We will analyze collections of large, representative, tobacco use datasets, particularly the U.S. Census Bureau’s Tobacco Use Supplements to the Current Population Survey and complement them with analyses of the California Tobacco Surveys. Such analyses will allow for us to study disparities in smoking trends, initiation and cessation, and how they are affected by NCNTP use, for priority groups over time at the population level.

Our analyses will focus specifically on following racial/ethnic groups: African Americans/Blacks, American Indians/Alaska Natives, Asian Americans, Hispanics/Latinos, Native Hawaiians and other Pacific Islanders. Within these priority populations will consider age, gender and education-level disparities between and within groups, as well as nationality subgroup differences within Asian Americans (e.g., Chinese, Filipino, Japanese, Korean) and Hispanics/Latinos (e.g., Central/South American, Cuban, Mexican, Puerto Rican). For populations that may speak a language other than or in addition to English, we will also consider disparities by English language use. The Specific Aims of this project are as follows: 1) Examine the trends in the prevalence of cigarette smoking behaviors and NCNTP use among California’s priority populations. We will focus on cigarette smoking behaviors such as light and non-daily smoking, moderate consumption, heavy smoking and menthol use; 2) Examine how cigarette smoking initiation and cessation rates in California have changed over time; 3) Examine the use of NCNTPs in relation to cigarette smoking, including menthols, in California.
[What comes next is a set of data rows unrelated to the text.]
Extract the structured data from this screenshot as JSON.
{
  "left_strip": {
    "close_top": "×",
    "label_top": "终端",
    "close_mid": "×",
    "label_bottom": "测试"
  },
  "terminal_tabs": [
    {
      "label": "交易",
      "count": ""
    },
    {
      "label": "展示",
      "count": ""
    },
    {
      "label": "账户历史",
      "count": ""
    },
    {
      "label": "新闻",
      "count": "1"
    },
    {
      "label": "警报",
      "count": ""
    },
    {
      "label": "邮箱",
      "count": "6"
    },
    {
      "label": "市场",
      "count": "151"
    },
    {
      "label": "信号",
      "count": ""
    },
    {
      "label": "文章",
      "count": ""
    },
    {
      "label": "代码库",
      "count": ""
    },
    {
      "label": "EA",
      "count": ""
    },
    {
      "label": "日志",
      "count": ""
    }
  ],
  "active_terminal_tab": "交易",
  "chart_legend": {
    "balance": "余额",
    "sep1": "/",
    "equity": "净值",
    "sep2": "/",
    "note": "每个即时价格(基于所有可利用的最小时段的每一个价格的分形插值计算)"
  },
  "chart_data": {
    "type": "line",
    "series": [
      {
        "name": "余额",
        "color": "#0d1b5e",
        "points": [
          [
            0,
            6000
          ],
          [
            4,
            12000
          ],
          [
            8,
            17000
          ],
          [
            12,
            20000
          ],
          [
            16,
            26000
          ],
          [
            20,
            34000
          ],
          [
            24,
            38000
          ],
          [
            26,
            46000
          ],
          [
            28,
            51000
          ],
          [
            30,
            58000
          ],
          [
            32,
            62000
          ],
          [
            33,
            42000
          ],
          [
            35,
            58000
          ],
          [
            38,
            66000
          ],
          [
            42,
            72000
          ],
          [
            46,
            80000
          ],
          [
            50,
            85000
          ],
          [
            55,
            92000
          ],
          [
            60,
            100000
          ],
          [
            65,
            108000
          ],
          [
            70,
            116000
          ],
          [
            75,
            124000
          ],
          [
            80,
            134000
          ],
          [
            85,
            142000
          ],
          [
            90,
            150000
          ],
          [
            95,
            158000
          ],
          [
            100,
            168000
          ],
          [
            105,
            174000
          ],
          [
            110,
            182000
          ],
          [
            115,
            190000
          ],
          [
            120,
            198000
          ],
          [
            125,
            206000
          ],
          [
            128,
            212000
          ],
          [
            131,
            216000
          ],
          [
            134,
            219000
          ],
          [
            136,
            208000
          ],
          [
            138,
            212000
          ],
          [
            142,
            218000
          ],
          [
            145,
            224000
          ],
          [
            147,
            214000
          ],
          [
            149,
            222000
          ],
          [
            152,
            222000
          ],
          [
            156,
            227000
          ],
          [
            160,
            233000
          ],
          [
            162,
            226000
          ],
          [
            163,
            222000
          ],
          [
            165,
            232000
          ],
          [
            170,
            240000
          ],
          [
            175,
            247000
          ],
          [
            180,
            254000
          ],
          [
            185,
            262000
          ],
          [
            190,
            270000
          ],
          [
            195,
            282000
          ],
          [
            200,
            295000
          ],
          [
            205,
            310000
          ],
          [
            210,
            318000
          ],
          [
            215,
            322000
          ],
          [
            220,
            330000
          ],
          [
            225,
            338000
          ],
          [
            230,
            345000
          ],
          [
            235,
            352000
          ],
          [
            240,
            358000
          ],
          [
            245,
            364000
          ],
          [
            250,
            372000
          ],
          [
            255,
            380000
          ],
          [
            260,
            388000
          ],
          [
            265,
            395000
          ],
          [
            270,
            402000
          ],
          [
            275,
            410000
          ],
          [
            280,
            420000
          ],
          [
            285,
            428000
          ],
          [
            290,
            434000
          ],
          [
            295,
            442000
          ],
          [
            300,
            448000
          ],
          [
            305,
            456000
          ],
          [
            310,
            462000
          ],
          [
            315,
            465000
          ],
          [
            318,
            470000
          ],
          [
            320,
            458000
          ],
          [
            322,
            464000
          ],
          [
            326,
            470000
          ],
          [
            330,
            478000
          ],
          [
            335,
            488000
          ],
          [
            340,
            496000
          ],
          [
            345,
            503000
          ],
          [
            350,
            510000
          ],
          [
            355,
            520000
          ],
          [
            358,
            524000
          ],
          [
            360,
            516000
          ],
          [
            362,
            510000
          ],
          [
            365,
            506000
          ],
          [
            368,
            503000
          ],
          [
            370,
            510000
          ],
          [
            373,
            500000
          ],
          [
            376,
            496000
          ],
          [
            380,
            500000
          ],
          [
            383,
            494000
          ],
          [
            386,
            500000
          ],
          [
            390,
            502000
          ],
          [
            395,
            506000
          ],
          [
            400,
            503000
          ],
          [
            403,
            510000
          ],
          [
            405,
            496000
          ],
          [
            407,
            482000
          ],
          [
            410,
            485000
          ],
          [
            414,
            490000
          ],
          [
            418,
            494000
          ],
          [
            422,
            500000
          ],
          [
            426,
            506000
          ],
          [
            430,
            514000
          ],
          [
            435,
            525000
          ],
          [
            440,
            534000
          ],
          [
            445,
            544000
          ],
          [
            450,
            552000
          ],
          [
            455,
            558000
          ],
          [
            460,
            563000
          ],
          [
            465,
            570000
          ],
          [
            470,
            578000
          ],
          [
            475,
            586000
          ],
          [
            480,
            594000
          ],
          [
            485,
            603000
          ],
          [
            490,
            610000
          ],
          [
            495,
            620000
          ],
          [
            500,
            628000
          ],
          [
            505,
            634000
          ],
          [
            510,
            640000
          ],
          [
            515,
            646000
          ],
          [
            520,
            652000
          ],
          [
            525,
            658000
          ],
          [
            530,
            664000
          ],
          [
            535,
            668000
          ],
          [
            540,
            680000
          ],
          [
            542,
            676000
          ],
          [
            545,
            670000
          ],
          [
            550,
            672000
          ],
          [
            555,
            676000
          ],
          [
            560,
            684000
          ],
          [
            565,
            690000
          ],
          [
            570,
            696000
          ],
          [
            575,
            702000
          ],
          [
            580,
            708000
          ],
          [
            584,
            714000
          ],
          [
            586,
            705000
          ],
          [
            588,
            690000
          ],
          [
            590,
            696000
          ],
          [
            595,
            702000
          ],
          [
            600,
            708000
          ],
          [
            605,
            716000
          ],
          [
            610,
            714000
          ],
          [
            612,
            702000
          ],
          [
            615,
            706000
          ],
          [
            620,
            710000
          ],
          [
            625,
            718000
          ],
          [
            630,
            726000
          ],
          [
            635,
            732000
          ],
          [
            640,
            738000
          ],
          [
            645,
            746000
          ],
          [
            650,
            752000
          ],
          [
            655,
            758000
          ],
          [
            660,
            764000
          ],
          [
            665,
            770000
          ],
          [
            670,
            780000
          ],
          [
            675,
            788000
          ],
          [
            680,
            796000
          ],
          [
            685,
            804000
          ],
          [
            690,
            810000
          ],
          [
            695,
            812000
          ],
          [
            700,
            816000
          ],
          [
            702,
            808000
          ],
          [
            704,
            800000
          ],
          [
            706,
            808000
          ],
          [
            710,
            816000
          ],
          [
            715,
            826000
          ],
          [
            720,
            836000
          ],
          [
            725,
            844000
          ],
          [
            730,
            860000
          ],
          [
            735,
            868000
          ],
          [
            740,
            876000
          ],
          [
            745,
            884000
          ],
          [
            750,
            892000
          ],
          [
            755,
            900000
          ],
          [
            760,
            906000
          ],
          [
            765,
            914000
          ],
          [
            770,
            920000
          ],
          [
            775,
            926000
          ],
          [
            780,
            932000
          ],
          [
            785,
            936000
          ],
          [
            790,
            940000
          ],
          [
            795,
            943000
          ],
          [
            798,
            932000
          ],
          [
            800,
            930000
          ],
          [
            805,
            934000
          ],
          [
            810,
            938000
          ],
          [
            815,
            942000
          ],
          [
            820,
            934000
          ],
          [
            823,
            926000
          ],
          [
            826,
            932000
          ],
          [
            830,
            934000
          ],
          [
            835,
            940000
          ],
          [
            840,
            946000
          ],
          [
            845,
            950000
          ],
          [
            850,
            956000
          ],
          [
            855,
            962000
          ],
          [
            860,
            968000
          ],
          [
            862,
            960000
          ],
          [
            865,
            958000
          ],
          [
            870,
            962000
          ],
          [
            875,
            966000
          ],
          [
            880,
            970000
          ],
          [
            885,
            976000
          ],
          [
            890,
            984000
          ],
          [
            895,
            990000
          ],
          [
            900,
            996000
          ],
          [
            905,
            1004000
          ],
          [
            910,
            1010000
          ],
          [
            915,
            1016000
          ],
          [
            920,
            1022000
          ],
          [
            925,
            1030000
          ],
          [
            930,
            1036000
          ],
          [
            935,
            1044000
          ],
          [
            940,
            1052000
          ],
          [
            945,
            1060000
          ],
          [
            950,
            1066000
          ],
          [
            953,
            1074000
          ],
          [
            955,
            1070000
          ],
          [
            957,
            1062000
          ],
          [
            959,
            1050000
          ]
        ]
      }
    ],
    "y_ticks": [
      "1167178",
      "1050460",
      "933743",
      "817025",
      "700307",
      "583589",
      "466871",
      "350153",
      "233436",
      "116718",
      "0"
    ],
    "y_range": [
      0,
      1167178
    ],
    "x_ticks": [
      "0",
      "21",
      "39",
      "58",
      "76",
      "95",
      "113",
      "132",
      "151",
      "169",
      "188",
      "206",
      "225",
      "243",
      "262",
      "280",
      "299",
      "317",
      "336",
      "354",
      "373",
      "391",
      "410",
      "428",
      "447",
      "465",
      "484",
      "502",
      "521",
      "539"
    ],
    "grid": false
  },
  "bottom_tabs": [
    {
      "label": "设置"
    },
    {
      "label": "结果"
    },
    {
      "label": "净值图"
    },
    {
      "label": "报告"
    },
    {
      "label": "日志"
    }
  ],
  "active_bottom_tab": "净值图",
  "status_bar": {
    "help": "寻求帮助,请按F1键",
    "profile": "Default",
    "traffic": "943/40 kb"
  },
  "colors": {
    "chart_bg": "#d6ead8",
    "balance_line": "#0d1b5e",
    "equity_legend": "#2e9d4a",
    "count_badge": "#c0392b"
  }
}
We will study how NCNTP use is associated with concurrent use of cigarettes; 4) Analyze the TUS CPS to compare findings from California relative to other states in the U.S. for each of the above Aims.

Results from this project will highlight current and emerging challenges regarding cigarette smoking and NCNTP use for specific priority groups in the state and can guide prevention, control and intervention efforts to reduce tobacco-related disparities, especially among populations experiencing the greatest such burdens.